Race/ethnicity included the percent of the total population that reported being part of a certain race/ethnicity categories: White (Non-Hispanic), Black (Non-Hispanic), Hispanic, Asian/Pacific Islander, American Indian/Alaska Native, Multiracial (Two or more races) and Other. Gender was reported as the percentage of the total population that was male and female. Total population was the ACS 1-year estimate of the number of individuals in the jurisdiction.
Life expectancy estimates for cities often have a range of years due to the need to aggregate several years of data. For display purposes, the last year of that range is categorized in the platform. Notes on each page show the full range of data years. A few life expectancy numbers were provided by Virginia Commonwealth University’s Center on Society and Health. A few life expectancy numbers were provided by Virginia Commonwealth University’s Center on Society and Health.

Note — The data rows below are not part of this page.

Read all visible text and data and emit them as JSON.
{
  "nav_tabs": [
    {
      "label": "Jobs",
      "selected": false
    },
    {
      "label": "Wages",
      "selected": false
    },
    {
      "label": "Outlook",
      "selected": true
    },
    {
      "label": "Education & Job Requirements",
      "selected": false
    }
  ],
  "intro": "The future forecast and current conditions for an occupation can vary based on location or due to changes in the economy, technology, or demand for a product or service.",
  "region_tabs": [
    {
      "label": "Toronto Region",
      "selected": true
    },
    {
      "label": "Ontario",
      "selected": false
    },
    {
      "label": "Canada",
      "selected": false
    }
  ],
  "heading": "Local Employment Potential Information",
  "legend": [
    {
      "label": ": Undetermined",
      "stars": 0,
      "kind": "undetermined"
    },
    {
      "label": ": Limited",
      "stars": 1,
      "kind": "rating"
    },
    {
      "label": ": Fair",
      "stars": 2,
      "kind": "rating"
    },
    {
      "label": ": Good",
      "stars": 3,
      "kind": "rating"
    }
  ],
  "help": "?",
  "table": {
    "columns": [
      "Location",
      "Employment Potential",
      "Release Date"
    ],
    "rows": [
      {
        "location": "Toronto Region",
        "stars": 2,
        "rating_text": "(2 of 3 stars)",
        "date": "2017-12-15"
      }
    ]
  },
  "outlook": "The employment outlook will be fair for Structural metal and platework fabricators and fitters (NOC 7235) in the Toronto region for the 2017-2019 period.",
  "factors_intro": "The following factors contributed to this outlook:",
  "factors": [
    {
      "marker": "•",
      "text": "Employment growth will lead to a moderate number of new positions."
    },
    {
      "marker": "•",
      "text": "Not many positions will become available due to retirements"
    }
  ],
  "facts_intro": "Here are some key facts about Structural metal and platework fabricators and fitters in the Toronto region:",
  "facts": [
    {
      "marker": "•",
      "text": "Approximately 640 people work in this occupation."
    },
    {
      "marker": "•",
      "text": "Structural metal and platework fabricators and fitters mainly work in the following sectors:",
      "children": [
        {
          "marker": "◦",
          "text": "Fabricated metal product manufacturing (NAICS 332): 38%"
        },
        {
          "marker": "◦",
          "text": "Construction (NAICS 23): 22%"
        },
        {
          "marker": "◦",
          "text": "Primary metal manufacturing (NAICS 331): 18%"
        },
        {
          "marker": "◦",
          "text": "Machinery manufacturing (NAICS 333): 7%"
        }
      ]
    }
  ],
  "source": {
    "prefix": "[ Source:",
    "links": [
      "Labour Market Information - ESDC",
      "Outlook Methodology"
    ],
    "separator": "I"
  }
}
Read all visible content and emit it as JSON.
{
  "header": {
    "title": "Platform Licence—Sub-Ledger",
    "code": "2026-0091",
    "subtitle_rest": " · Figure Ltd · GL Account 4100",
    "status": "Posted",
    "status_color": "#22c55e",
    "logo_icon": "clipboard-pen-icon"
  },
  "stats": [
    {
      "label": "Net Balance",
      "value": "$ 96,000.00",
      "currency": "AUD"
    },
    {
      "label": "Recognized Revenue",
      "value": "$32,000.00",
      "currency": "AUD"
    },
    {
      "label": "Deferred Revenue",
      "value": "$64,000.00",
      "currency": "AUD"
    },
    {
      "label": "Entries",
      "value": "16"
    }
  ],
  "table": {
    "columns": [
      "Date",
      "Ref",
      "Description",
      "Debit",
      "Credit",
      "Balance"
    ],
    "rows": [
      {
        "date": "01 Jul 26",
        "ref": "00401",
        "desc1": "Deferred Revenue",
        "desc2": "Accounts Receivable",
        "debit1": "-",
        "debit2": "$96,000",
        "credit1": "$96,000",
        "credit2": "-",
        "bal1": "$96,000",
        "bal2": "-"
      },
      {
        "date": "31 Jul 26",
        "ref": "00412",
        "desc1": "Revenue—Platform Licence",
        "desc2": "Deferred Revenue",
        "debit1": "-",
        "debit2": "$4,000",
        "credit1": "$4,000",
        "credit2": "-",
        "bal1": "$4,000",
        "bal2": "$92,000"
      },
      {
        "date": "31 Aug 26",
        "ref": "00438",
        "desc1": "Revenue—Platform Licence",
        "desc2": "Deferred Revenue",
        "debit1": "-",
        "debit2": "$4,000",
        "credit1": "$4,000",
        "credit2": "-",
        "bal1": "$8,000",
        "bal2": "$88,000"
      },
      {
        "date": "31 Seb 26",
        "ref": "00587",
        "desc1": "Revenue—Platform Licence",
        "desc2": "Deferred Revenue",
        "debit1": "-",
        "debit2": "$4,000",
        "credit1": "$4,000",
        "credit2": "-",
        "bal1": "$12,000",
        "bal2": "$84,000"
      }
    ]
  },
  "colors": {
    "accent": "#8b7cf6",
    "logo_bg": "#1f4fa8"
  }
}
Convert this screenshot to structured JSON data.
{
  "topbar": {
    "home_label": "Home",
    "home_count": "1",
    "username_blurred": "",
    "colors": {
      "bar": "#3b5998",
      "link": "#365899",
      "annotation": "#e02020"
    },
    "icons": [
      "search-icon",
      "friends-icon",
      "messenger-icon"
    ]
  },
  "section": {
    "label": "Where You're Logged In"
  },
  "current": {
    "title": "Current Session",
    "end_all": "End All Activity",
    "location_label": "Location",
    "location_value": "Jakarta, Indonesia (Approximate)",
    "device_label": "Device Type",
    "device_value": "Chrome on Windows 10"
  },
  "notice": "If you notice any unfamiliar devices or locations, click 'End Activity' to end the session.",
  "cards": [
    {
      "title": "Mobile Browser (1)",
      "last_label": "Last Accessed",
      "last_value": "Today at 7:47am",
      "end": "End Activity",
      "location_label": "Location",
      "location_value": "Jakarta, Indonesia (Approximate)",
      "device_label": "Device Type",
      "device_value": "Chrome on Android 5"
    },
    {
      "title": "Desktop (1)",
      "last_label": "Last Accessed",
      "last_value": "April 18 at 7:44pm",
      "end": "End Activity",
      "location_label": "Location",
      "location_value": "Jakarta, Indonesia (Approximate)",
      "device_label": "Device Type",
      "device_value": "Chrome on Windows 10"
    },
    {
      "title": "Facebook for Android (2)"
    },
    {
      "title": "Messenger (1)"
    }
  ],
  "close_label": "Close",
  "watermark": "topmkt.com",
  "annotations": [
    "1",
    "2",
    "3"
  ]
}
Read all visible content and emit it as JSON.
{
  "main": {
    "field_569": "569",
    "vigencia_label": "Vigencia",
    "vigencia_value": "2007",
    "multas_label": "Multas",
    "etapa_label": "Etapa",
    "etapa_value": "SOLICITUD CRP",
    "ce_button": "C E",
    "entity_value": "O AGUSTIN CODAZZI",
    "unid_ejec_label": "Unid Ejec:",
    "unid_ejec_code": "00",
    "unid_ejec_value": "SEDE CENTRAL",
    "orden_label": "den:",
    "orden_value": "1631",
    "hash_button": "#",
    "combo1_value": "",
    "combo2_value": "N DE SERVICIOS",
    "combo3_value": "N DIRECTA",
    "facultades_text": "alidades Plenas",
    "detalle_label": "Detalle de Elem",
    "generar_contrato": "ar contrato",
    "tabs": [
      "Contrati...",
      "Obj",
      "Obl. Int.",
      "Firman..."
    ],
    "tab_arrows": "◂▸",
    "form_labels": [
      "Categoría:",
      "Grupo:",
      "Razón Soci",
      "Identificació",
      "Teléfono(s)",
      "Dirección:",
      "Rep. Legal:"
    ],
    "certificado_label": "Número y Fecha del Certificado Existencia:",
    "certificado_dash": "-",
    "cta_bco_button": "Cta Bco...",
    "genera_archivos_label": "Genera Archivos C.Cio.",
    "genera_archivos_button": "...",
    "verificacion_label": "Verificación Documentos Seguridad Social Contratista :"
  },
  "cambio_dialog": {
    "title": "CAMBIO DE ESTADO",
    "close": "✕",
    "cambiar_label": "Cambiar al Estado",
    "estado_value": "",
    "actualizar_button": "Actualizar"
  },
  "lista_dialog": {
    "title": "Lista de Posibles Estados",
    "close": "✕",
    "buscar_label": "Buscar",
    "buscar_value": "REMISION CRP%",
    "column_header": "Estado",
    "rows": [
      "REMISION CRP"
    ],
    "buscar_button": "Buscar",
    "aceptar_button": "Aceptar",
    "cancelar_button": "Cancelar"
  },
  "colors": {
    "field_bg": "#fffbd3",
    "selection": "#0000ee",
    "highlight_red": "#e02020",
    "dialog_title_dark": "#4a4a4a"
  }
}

Infant mortality rate is the mortality rate per 1,000 live births.
Dataset contains the BCHC requested methodology for every indicator, along with sources of data used by the BCHC member and notes about the methods and data. The 18 demographic indicators contained in this dataset are the following:
• Infant Mortality Rate (Per 1,000 live Birth)
• Life Expectancy at Birth (Years)
• Median Household Income (Dollars)
• Percent Foreign Born
• Percent Living Below 200% Poverty Level
• Percent of 3 and 4 Year Olds Currently Enrolled in Preschool
• Percent of Children Living in Poverty
• Percent of High School Graduates (Over Age 18)
• Percent of Households Whose Housing Costs Exceed 35% of Income
• Percent of Population 65 and Over
• Percent of Population Under 18
• Percent of Population Uninsured
• Percent Unemployed
• Percent Who Only Speak English at Home
• Percent Who Speak Spanish at Home
• Race/Ethnicity (Percent)
• Sex (Percent)
• Total population (People